■ **DIRECTIONS FOR THIS TASK**: Look through the records below and state how many lines carry the string "location", adding nothing.

(Saved entries)
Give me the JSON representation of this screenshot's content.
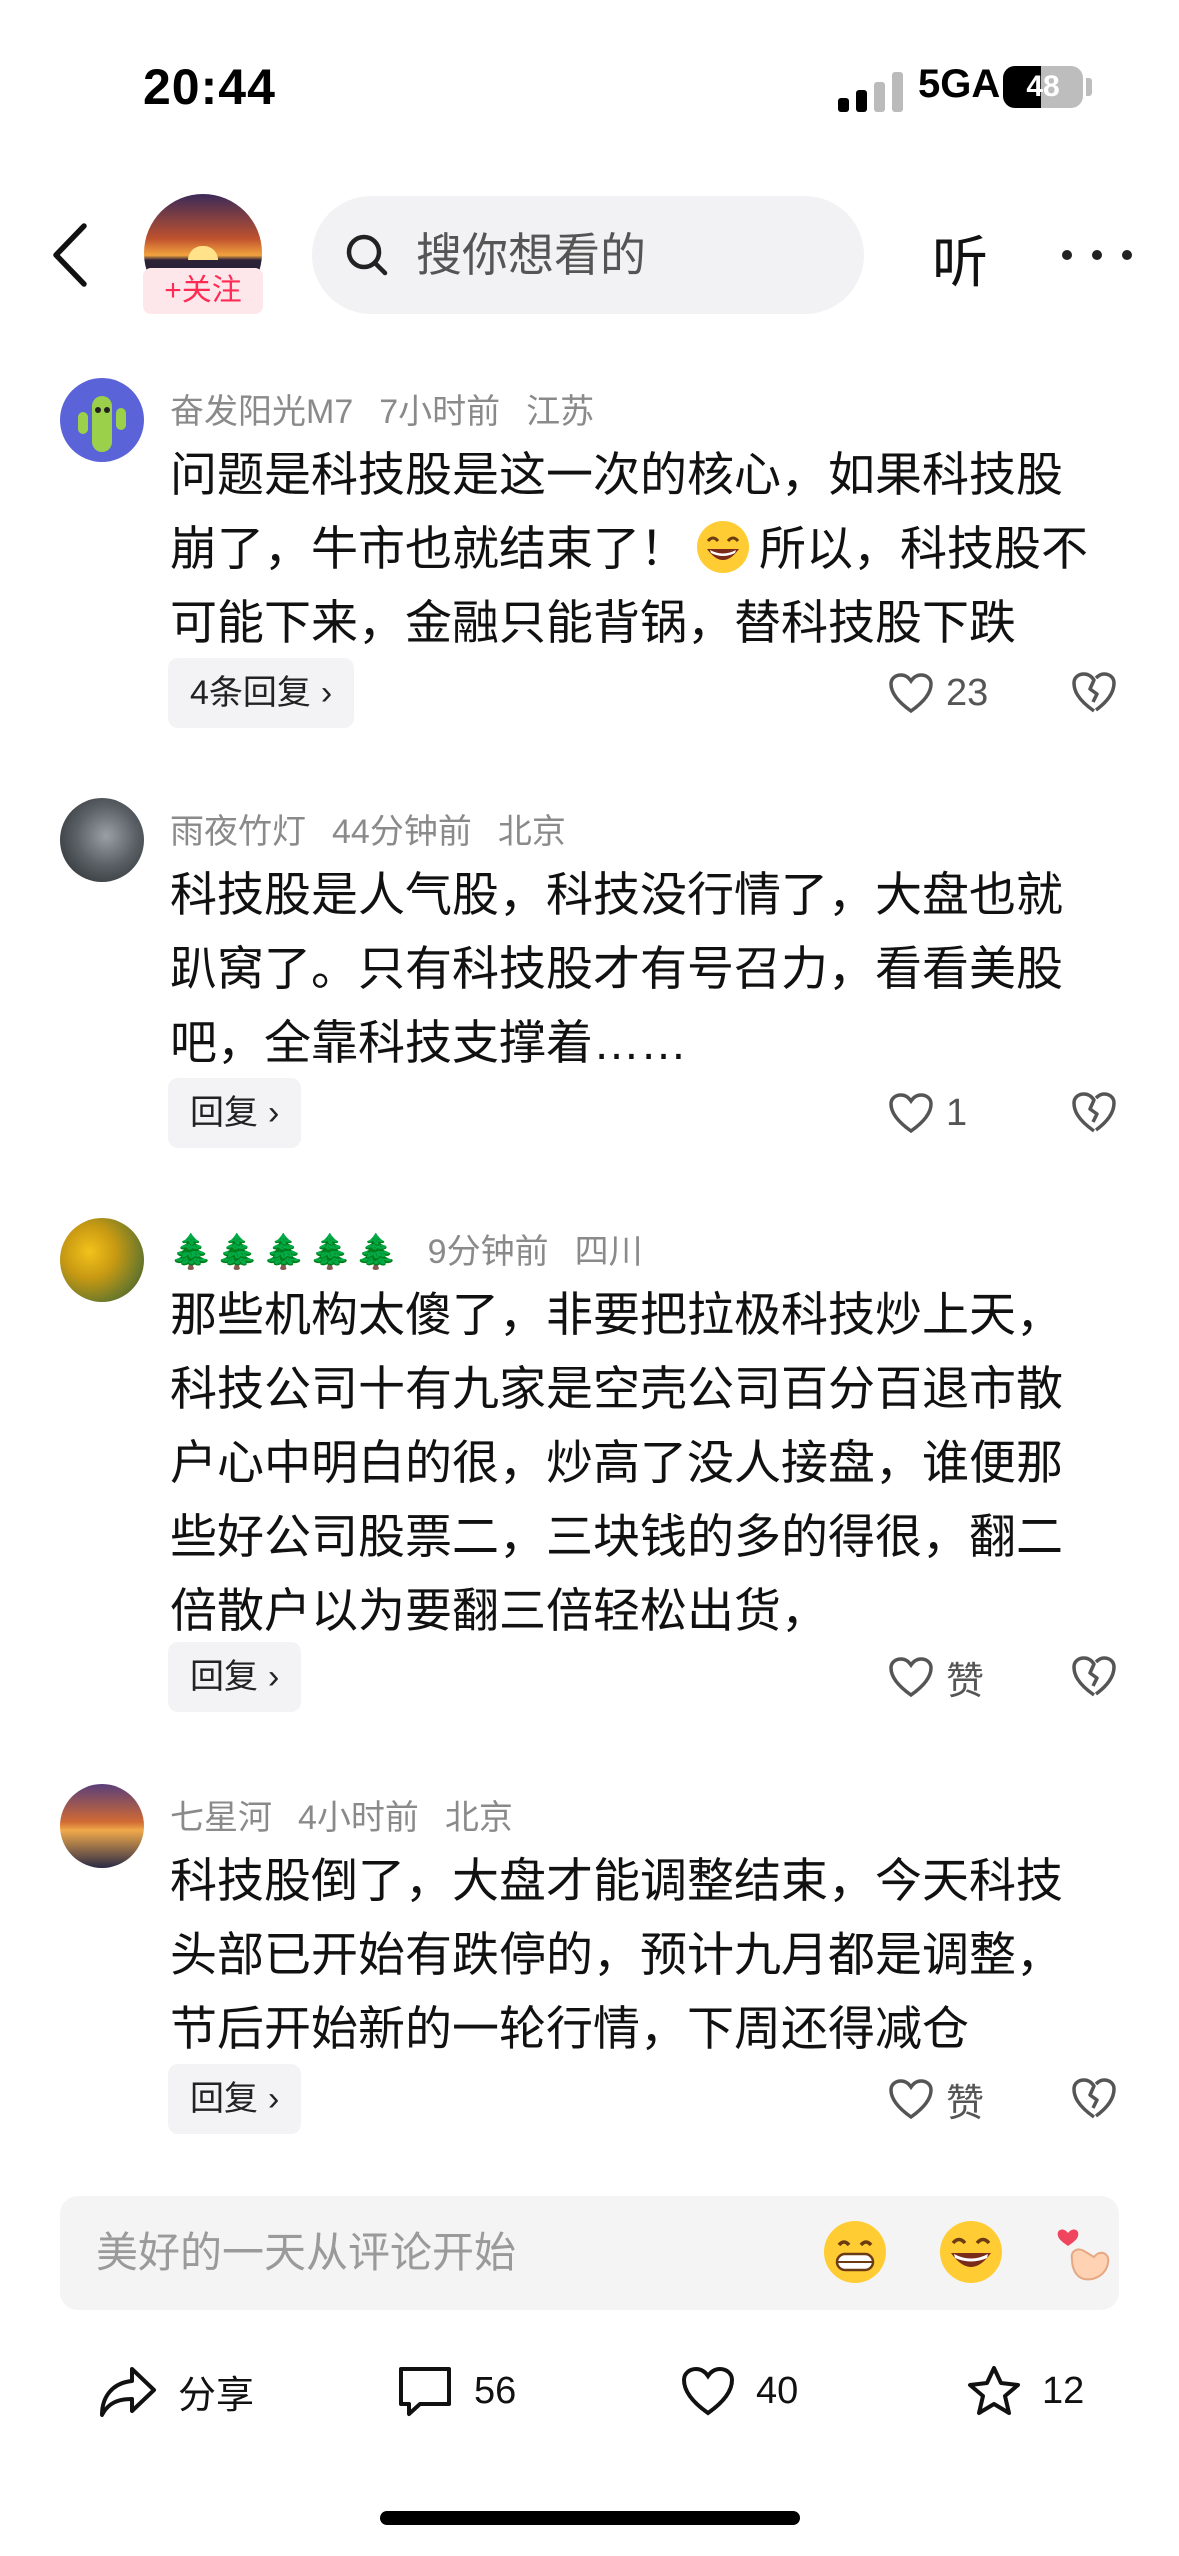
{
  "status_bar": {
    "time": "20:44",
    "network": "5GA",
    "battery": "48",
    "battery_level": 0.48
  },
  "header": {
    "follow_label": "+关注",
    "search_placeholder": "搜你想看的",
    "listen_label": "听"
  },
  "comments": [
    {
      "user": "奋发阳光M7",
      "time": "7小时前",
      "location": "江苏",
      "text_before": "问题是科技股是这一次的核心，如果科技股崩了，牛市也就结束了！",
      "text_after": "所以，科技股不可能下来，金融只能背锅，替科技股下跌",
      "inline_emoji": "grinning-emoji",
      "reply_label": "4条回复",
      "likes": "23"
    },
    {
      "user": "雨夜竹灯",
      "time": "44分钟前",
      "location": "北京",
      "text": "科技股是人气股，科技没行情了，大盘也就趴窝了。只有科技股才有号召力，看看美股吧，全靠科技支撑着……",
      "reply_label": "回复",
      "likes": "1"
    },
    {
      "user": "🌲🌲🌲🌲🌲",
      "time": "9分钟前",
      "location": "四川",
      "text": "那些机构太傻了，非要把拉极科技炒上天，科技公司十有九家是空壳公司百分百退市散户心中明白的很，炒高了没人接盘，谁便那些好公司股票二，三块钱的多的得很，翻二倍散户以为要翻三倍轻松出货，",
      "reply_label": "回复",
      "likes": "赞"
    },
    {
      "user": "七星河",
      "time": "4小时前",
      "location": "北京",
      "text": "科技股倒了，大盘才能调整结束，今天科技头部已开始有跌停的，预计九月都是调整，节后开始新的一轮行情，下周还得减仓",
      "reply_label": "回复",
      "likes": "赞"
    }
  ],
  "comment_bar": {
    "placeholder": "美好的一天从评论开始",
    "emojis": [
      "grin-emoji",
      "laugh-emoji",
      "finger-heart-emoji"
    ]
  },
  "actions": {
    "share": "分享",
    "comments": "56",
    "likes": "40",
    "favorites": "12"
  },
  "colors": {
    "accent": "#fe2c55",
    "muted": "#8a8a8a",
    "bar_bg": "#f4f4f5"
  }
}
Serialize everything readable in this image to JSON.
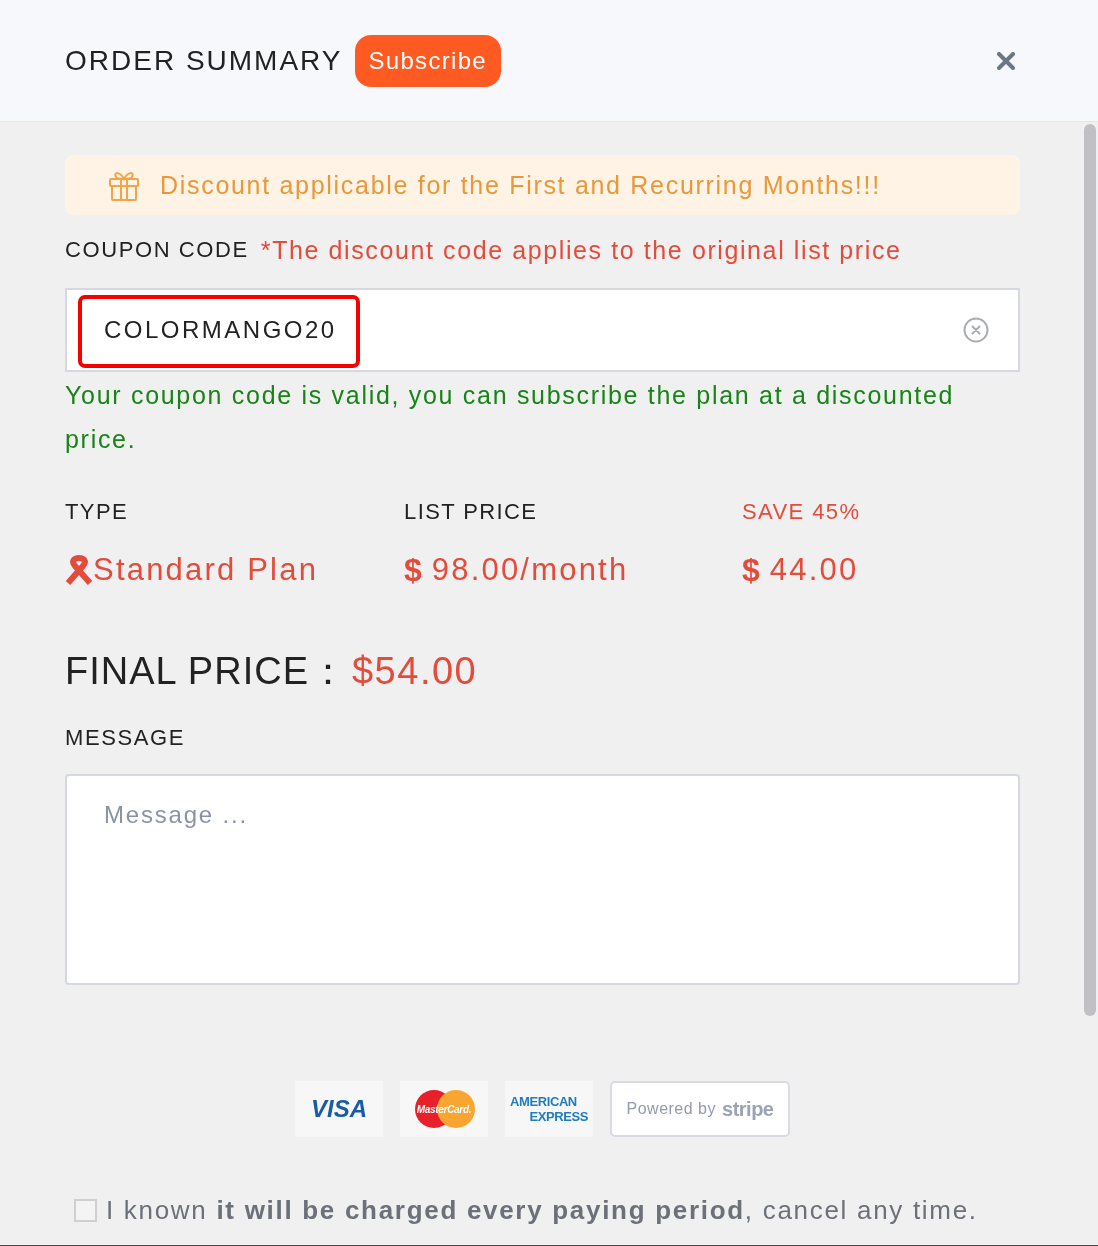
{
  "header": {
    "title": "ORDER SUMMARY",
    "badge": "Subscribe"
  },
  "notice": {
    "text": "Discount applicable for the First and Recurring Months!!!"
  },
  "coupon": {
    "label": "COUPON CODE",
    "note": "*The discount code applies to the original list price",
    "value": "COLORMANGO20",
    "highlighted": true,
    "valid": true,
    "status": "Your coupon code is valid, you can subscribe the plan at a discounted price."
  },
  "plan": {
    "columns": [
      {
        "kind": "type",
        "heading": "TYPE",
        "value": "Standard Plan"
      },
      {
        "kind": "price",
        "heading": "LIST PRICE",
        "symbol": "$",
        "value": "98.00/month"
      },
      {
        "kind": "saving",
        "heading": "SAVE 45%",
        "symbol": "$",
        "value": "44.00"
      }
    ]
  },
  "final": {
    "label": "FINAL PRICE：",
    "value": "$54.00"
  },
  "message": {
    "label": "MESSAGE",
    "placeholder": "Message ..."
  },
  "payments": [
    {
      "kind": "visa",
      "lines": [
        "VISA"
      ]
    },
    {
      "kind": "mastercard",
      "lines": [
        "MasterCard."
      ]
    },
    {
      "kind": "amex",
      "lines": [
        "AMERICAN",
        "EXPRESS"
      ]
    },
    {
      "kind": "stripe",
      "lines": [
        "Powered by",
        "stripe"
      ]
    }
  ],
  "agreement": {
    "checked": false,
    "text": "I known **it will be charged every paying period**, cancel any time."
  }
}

■ **EXERCISE RESULT**: 4